Colonic therapy uses two primary methods to aid the body in eliminating this toxic waste build-up. Irrigation uses the injection of a liquid, often simply water, into the rectum much like a high-powered enema. The irrigant is allowed to fill the full length of the colon and the abdomen is usually massaged to help in the process of loosening the infarct. The liquid, which may also contain mild herbal solutions, is then drawn out under pressure, taking the impacted waste with it. The second primary method of colon therapy uses the dedicated adjustment of diet and the addition of high fiber supplements, like psyllium seeds, and medicinal herbs to clear out the waste. Some therapists also use inorganic compounds, such as clay or pumice. These two methods are very effective when combined.

Nothing New Under the Sun (or where the sun doesn't shine)

Colonic Therapy was a very typical treatment used by physicians in the first third of the 20th Century. With the introduction of drug therapy and antibiotics, Western medicine changed greatly and treatments such as Colonic Therapy fell into disuse as far as many M.D.'s were concerned. There are a number of practitioners in the Heartland, however.

Be well.

homedirectoryfeature columncolumn archivesnewshot linkscalendar

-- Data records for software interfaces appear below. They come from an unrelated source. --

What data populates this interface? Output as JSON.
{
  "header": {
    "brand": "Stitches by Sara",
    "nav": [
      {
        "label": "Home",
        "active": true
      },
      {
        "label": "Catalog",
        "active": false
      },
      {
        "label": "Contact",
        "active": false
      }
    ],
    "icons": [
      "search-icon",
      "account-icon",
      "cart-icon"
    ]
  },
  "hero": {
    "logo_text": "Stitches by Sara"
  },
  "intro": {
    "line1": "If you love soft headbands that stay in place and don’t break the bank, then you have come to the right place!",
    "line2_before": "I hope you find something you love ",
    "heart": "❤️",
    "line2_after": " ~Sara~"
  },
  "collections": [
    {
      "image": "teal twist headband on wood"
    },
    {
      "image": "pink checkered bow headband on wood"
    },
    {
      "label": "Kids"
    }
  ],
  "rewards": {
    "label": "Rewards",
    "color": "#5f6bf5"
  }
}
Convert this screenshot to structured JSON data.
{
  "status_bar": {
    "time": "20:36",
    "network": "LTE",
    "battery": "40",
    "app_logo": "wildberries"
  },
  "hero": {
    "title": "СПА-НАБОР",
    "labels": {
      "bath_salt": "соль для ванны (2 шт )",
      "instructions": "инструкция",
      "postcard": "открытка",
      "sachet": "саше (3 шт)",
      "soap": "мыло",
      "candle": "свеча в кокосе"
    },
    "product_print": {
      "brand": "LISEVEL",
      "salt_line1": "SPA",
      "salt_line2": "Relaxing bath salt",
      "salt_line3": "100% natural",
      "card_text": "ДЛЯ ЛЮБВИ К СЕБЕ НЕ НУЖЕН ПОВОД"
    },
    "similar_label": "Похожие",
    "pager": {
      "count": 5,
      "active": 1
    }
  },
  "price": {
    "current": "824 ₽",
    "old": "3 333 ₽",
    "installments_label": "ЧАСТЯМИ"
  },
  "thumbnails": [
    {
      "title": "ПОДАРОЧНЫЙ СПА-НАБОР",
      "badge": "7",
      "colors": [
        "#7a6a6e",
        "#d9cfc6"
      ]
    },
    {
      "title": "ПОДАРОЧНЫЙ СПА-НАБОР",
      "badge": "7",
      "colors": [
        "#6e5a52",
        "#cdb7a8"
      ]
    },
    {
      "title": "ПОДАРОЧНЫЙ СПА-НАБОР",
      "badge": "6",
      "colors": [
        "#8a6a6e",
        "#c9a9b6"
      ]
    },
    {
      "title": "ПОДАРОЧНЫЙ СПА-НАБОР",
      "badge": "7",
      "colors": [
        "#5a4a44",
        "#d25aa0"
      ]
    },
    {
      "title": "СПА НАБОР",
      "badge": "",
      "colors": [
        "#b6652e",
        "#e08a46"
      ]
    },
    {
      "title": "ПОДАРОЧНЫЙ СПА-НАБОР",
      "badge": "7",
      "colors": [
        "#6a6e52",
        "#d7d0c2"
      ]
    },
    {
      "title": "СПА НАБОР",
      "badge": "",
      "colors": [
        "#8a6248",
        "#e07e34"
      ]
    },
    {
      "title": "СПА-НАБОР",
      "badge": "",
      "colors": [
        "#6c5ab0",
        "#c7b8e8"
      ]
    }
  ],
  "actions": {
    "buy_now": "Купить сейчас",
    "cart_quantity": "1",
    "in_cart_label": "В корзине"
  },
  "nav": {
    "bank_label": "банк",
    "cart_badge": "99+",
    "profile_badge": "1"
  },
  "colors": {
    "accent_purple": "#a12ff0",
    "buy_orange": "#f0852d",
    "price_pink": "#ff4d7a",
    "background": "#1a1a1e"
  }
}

Michael Braunstein is Executive Director of Heartland Healing and certified by the American Council of Hypnotist Examiners in clinical hypnotherapy. He graduated from the Los Angeles Hypnotism Training Institute and was an instructor at the UCLA Extension University for 11 years.

Heartland Healing is devoted to the examination of various alternative forms of healing. It is provided as a source of information and not as medical advice. It is not meant as an endorsement of any particular therapy, either by the writer or by Heartland Healing Center, Inc.

Copyright 1997- Heartland Healing • All Rights
Read Our Disclaimer | Privacy Policy

Contact us for advertising opportunities